Senyo Hosi of the Bulk Oil Distribution Chamber indicated that given Ghana’s infrastructure shortfall, huge investments is required from the private sector to fill the gap. He indicated that while the country increased its investment attraction activities, some of the local content policies had the potential to turn investors away. He cited policy incoherence regarding local content policy that had given investors wrong signals. He stated that local content policies had been helpful in promoting Ghanaian participation in the downstream oil and gas sector, however, he also noted that those foreign investors who had trail-blazed those sectors like Shell and Total, must be protected from inimical local content policies as they had over the years built local capacity.

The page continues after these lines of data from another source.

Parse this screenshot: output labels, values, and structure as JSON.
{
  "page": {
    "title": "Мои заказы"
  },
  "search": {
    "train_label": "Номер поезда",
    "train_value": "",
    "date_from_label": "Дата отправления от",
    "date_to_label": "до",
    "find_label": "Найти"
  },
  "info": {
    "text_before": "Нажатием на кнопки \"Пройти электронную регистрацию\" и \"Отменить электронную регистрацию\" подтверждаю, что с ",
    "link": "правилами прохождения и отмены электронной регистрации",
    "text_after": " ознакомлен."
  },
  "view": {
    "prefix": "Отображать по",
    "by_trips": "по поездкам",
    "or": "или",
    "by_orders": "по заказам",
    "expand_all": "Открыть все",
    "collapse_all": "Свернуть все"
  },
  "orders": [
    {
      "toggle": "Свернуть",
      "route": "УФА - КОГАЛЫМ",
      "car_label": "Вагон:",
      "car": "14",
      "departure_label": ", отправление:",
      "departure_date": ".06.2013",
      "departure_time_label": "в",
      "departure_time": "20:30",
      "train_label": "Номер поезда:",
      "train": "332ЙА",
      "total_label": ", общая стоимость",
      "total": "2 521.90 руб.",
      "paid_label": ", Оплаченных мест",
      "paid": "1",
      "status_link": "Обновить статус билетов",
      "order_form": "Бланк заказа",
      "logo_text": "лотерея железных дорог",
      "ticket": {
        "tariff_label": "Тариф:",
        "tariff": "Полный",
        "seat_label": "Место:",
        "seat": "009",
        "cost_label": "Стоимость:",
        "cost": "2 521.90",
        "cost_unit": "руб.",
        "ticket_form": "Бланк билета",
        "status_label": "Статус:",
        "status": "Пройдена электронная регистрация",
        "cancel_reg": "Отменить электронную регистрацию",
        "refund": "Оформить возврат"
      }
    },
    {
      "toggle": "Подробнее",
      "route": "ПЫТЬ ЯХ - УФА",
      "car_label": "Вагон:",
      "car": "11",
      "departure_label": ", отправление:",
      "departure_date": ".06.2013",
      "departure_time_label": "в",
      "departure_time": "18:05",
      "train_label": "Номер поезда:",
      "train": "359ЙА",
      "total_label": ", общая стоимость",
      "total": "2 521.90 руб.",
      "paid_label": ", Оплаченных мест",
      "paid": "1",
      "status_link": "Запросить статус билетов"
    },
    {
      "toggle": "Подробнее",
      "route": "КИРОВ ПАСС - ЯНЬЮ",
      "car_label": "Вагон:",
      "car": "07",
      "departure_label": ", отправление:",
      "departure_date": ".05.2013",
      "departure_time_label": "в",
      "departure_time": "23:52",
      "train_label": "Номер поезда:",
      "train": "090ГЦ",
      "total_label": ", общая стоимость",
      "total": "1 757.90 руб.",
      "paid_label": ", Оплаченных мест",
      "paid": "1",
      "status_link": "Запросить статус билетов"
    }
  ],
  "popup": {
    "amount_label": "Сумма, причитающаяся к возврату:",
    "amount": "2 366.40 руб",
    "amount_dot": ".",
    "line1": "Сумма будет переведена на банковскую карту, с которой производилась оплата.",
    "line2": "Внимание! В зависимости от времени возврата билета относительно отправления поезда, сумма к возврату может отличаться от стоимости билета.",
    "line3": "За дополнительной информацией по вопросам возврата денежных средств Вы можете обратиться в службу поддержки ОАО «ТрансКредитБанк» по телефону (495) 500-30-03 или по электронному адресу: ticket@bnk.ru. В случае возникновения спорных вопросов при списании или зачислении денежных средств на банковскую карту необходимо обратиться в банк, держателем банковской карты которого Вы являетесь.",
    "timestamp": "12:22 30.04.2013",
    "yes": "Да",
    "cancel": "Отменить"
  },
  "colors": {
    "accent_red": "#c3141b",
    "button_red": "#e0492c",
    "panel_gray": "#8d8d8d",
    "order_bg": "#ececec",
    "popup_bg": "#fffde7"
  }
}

George Brakoh of Newmont Ghana stated that local content policies must have a fine balance between meeting the supply needs of investors and the competence of local suppliers. In his view, companies like Newmont tend to benefit when they are able to obtain their required supplies locally. However, he stated that having supplies of poor quality have ripple implications in their supply chain. George recounted that Newmont had invested over the past 11 years in local content policies and have started reaping the benefits.
David Addo Ashong; a legal practitioner, indicated that most of his clients who are investors have raised concerns about an emergence of multiple local content regulations which he said is quite confusing. Also, according to him, there is a worrying situation where some of the local content policies are targeting ownership and equity participation which could turn investors away. He suggested that Ghana should consider a comprehensive local content policies.
Nana Osei Bonsu encouraged businesses to engage policy makers through their business chambers and raise red flags on implementation challenges with policies and regulations such as the local content laws.
Participants at the event also raised concerns about the cost of complying with the increasing number of local content regulations especially in the oil and gas sector. They also raised concerns about some new local content regulations that seemed to have retrospective effect especially on companies that had already made investment. They argued that existing contracts must protected to ensure continuity and investor confidence.
This AMCHAM-EBO joint event is to create a platform for dialogue among investors on issues that affect their business with the appropriate authorities capable of delivering solutions.
Simon Madjie Nico C.M van Staalduinen
Executive Secretary Executive Director
AMCHAM GHANA EBO GHANA